*** Opening SOURCE INFORMATION ***

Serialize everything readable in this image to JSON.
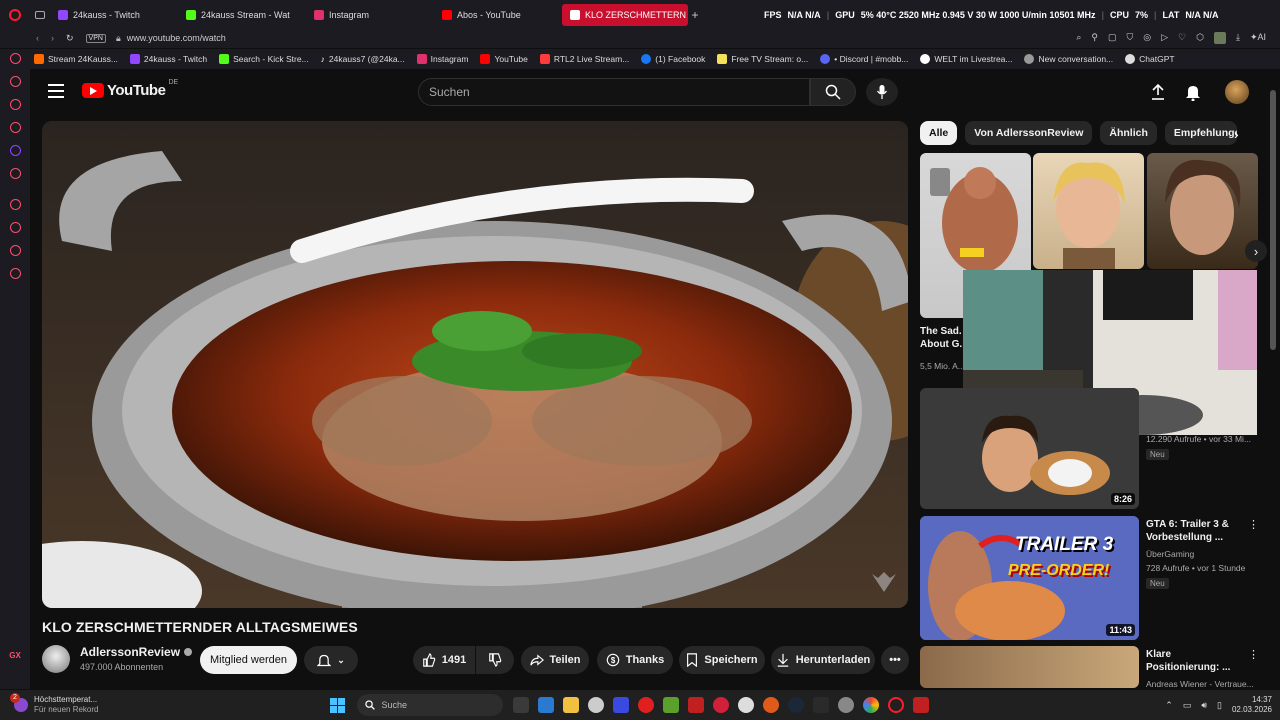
{
  "browser": {
    "tabs": [
      {
        "label": "24kauss - Twitch",
        "color": "#9146ff"
      },
      {
        "label": "24kauss Stream - Wat",
        "color": "#53fc18"
      },
      {
        "label": "Instagram",
        "color": "#e1306c"
      },
      {
        "label": "Abos - YouTube",
        "color": "#ff0000"
      },
      {
        "label": "KLO ZERSCHMETTERN",
        "color": "#ff0000",
        "active": true
      }
    ],
    "hud": {
      "fps_label": "FPS",
      "fps_value": "N/A N/A",
      "gpu_label": "GPU",
      "gpu_value": "5% 40°C 2520 MHz 0.945 V 30 W 1000 U/min 10501 MHz",
      "cpu_label": "CPU",
      "cpu_value": "7%",
      "lat_label": "LAT",
      "lat_value": "N/A N/A"
    },
    "vpn_badge": "VPN",
    "url": "www.youtube.com/watch",
    "bookmarks": [
      {
        "label": "Stream 24Kauss...",
        "color": "#ff6a00"
      },
      {
        "label": "24kauss - Twitch",
        "color": "#9146ff"
      },
      {
        "label": "Search - Kick Stre...",
        "color": "#53fc18"
      },
      {
        "label": "24kauss7 (@24ka...",
        "color": "#ffffff"
      },
      {
        "label": "Instagram",
        "color": "#e1306c"
      },
      {
        "label": "YouTube",
        "color": "#ff0000"
      },
      {
        "label": "RTL2 Live Stream...",
        "color": "#ff3b3b"
      },
      {
        "label": "(1) Facebook",
        "color": "#1877f2"
      },
      {
        "label": "Free TV Stream: o...",
        "color": "#f5e05a"
      },
      {
        "label": "• Discord | #mobb...",
        "color": "#5865f2"
      },
      {
        "label": "WELT im Livestrea...",
        "color": "#ffffff"
      },
      {
        "label": "New conversation...",
        "color": "#aaaaaa"
      },
      {
        "label": "ChatGPT",
        "color": "#dddddd"
      }
    ]
  },
  "youtube": {
    "logo_text": "YouTube",
    "region": "DE",
    "search_placeholder": "Suchen",
    "video": {
      "title": "KLO ZERSCHMETTERNDER ALLTAGSMEIWES",
      "channel": "AdlerssonReview",
      "subscribers": "497.000 Abonnenten",
      "join_label": "Mitglied werden",
      "likes": "1491",
      "share_label": "Teilen",
      "thanks_label": "Thanks",
      "save_label": "Speichern",
      "download_label": "Herunterladen"
    },
    "chips": [
      "Alle",
      "Von AdlerssonReview",
      "Ähnlich",
      "Empfehlungen"
    ],
    "sidebar_videos": [
      {
        "title": "The Sad...",
        "title2": "About G...",
        "meta": "5,5 Mio. A..."
      },
      {
        "meta": "12.290 Aufrufe • vor 33 Mi...",
        "badge": "Neu",
        "duration": "8:26"
      },
      {
        "title": "GTA 6: Trailer 3 &",
        "title2": "Vorbestellung ...",
        "channel": "ÜberGaming",
        "meta": "728 Aufrufe • vor 1 Stunde",
        "badge": "Neu",
        "duration": "11:43",
        "thumb_text1": "TRAILER 3",
        "thumb_text2": "PRE-ORDER!"
      },
      {
        "title": "Klare",
        "title2": "Positionierung: ...",
        "channel": "Andreas Wiener - Vertraue..."
      }
    ]
  },
  "taskbar": {
    "weather_title": "Höchsttemperat...",
    "weather_sub": "Für neuen Rekord",
    "notif_count": "2",
    "search_label": "Suche",
    "time": "14:37",
    "date": "02.03.2026"
  },
  "colors": {
    "accent": "#ff0000",
    "browser_bg": "#1c1b22",
    "yt_bg": "#0f0f0f"
  }
}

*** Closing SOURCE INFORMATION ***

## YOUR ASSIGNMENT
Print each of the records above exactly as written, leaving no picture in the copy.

## ANSWER
Serialize everything readable in this image to JSON.
{
  "browser": {
    "tabs": [
      {
        "label": "24kauss - Twitch",
        "color": "#9146ff"
      },
      {
        "label": "24kauss Stream - Wat",
        "color": "#53fc18"
      },
      {
        "label": "Instagram",
        "color": "#e1306c"
      },
      {
        "label": "Abos - YouTube",
        "color": "#ff0000"
      },
      {
        "label": "KLO ZERSCHMETTERN",
        "color": "#ff0000",
        "active": true
      }
    ],
    "hud": {
      "fps_label": "FPS",
      "fps_value": "N/A N/A",
      "gpu_label": "GPU",
      "gpu_value": "5% 40°C 2520 MHz 0.945 V 30 W 1000 U/min 10501 MHz",
      "cpu_label": "CPU",
      "cpu_value": "7%",
      "lat_label": "LAT",
      "lat_value": "N/A N/A"
    },
    "vpn_badge": "VPN",
    "url": "www.youtube.com/watch",
    "bookmarks": [
      {
        "label": "Stream 24Kauss...",
        "color": "#ff6a00"
      },
      {
        "label": "24kauss - Twitch",
        "color": "#9146ff"
      },
      {
        "label": "Search - Kick Stre...",
        "color": "#53fc18"
      },
      {
        "label": "24kauss7 (@24ka...",
        "color": "#ffffff"
      },
      {
        "label": "Instagram",
        "color": "#e1306c"
      },
      {
        "label": "YouTube",
        "color": "#ff0000"
      },
      {
        "label": "RTL2 Live Stream...",
        "color": "#ff3b3b"
      },
      {
        "label": "(1) Facebook",
        "color": "#1877f2"
      },
      {
        "label": "Free TV Stream: o...",
        "color": "#f5e05a"
      },
      {
        "label": "• Discord | #mobb...",
        "color": "#5865f2"
      },
      {
        "label": "WELT im Livestrea...",
        "color": "#ffffff"
      },
      {
        "label": "New conversation...",
        "color": "#aaaaaa"
      },
      {
        "label": "ChatGPT",
        "color": "#dddddd"
      }
    ]
  },
  "youtube": {
    "logo_text": "YouTube",
    "region": "DE",
    "search_placeholder": "Suchen",
    "video": {
      "title": "KLO ZERSCHMETTERNDER ALLTAGSMEIWES",
      "channel": "AdlerssonReview",
      "subscribers": "497.000 Abonnenten",
      "join_label": "Mitglied werden",
      "likes": "1491",
      "share_label": "Teilen",
      "thanks_label": "Thanks",
      "save_label": "Speichern",
      "download_label": "Herunterladen"
    },
    "chips": [
      "Alle",
      "Von AdlerssonReview",
      "Ähnlich",
      "Empfehlungen"
    ],
    "sidebar_videos": [
      {
        "title": "The Sad...",
        "title2": "About G...",
        "meta": "5,5 Mio. A..."
      },
      {
        "meta": "12.290 Aufrufe • vor 33 Mi...",
        "badge": "Neu",
        "duration": "8:26"
      },
      {
        "title": "GTA 6: Trailer 3 &",
        "title2": "Vorbestellung ...",
        "channel": "ÜberGaming",
        "meta": "728 Aufrufe • vor 1 Stunde",
        "badge": "Neu",
        "duration": "11:43",
        "thumb_text1": "TRAILER 3",
        "thumb_text2": "PRE-ORDER!"
      },
      {
        "title": "Klare",
        "title2": "Positionierung: ...",
        "channel": "Andreas Wiener - Vertraue..."
      }
    ]
  },
  "taskbar": {
    "weather_title": "Höchsttemperat...",
    "weather_sub": "Für neuen Rekord",
    "notif_count": "2",
    "search_label": "Suche",
    "time": "14:37",
    "date": "02.03.2026"
  },
  "colors": {
    "accent": "#ff0000",
    "browser_bg": "#1c1b22",
    "yt_bg": "#0f0f0f"
  }
}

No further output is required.